Barclays' new ATMs offer smartphone control as well as grubby keypads

Sometimes it feels like physical currency is slowly disappearing, but Barclays is making withdrawing cash a quicker and easier process with its new contactless ATMs. 

These new machines will feature contactless readers that will allow Barclays customers to withdraw up to £100 using their NFC-equipped smartphone or contactless card. 

Barclays will trial these new ATMs through December in the north of the UK, before bringing 600 more cashpoints to almost 200 branches across the country by the end of January. Though the ATMs will only be present in Barclays branches at first, the company has said that the goal is to one day introduce them to UK high streets.

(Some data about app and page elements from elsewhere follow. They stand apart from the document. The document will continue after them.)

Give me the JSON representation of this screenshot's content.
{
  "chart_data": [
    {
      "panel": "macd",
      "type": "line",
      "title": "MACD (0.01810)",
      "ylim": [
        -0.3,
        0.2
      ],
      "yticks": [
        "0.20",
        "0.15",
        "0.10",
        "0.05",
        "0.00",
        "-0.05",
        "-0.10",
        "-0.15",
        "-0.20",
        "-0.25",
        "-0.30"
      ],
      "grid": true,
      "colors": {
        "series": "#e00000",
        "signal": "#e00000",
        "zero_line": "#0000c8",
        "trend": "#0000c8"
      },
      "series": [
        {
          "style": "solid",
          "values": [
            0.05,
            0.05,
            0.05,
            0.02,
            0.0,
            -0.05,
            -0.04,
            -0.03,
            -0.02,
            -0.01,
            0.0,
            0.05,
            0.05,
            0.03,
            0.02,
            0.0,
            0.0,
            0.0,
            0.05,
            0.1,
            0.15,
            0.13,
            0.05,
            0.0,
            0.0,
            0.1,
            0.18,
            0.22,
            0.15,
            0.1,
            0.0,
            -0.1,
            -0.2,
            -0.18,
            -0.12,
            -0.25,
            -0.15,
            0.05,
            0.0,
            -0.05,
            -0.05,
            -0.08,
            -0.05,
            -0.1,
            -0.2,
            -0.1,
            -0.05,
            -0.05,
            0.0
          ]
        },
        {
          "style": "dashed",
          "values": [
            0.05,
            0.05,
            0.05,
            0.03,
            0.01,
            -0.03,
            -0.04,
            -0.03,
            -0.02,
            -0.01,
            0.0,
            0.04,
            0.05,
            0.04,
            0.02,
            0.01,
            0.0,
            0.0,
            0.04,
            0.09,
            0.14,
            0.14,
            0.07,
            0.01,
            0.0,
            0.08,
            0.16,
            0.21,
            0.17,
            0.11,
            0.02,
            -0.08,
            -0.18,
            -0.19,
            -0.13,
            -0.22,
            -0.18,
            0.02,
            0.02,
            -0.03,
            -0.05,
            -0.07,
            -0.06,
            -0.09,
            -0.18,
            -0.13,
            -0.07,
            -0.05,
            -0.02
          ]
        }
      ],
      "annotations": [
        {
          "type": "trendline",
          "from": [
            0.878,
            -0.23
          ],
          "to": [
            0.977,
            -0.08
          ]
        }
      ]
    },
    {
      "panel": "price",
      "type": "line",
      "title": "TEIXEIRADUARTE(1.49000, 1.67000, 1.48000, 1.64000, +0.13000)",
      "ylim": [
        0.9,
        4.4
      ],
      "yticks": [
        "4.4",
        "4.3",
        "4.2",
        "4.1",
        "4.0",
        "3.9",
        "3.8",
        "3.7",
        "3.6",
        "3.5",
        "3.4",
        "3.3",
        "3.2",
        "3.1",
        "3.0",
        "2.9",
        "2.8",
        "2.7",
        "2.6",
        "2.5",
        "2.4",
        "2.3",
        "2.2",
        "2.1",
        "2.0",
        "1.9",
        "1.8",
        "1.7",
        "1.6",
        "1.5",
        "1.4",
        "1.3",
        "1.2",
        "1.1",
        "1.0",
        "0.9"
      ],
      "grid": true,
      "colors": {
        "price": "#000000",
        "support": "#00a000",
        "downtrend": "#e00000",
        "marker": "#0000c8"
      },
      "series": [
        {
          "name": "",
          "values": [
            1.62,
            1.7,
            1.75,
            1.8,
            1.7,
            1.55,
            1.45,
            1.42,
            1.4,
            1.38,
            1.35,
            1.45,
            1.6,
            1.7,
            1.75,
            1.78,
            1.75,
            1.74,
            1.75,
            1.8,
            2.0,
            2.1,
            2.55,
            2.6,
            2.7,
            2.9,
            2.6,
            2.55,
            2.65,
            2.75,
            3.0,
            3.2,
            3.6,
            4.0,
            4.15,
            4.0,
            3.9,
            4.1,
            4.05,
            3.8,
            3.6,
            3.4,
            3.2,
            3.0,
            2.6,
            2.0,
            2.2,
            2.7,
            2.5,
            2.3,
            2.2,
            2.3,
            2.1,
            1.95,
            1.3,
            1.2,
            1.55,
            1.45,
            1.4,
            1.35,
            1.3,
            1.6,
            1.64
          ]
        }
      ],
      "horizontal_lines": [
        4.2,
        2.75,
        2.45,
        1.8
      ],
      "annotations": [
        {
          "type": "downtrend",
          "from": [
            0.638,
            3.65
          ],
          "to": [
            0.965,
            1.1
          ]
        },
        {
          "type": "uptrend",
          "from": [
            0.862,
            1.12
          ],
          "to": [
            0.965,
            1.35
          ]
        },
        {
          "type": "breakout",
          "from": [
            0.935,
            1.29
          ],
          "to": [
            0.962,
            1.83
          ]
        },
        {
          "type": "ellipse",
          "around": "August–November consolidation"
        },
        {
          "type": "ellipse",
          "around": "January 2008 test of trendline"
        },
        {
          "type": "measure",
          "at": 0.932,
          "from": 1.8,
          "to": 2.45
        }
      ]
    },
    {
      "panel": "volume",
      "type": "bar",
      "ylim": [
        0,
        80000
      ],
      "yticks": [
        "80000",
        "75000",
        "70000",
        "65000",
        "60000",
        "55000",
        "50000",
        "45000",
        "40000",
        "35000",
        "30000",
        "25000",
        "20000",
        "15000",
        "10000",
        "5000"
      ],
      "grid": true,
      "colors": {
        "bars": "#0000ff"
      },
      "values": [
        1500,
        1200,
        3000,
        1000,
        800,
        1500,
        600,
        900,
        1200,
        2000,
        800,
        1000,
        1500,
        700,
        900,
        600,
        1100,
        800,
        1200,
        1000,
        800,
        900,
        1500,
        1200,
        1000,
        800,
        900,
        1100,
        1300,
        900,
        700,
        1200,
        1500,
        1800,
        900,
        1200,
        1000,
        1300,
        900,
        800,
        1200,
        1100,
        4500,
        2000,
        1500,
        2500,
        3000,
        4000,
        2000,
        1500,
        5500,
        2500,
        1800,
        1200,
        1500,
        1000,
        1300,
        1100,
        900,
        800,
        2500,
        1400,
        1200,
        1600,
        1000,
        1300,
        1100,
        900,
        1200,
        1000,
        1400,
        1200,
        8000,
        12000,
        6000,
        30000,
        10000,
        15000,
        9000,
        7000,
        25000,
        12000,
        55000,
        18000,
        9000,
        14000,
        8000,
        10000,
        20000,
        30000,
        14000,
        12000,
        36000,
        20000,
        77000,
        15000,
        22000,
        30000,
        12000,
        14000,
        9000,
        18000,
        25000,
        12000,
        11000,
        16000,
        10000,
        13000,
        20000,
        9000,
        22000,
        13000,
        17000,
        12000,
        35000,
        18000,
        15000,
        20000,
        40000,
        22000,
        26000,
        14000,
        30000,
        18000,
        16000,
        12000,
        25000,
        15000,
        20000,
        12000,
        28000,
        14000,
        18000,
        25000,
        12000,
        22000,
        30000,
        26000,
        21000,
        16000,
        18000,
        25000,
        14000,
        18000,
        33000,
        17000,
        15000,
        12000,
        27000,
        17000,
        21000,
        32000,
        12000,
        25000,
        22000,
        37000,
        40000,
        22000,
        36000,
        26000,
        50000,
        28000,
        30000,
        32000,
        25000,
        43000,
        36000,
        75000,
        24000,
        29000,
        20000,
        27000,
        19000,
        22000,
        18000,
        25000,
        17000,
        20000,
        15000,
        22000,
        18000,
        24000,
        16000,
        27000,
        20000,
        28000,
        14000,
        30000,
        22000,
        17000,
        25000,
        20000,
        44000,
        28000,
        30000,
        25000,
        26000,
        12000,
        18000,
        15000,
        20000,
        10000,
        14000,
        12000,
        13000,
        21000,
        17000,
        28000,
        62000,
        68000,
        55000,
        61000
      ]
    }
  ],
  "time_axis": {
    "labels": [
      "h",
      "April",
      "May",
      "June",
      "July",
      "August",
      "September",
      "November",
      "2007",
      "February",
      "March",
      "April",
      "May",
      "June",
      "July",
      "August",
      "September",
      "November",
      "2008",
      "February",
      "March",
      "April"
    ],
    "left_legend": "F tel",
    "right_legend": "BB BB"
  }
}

Fast cash

At the start of the scheme, to withdraw cash using their smartphone, customers will simply have to touch their smartphone to the ATM’s contactless reader before entering their PIN into the machine.

From January, though, if you’re in a rush, the Barclays Android app will allow you to select the amount of money you want to withdraw and your pin before you get to the cashpoint. Then you’ll have 30 seconds to touch your phone to the contactless reader and receive your cash.

Owners of contactless cards will also be able to use these ATMs for a more streamlined withdrawal process. Rather than put their card into the machine, they’ll be able to simply tap it against the reader, enter their pin into the machine and take their money.

According to Barclays these new ATMs will not just save customers time, they’ll make cash withdrawal more secure by removing “the risk of magnetic card skimming and distraction fraud, as the device never needs to leave your hand.“ 

It also thankfully, after that first initial use, gives you the option to never have to touch those buttons of questionable cleanliness on ATMs ever again. 

Emma Boyle

Emma Boyle is TechRadar’s ex-Gaming Editor, and is now a content developer and freelance journalist. She has written for magazines and websites including T3, Stuff and The Independent. Emma currently works as a Content Developer in Edinburgh.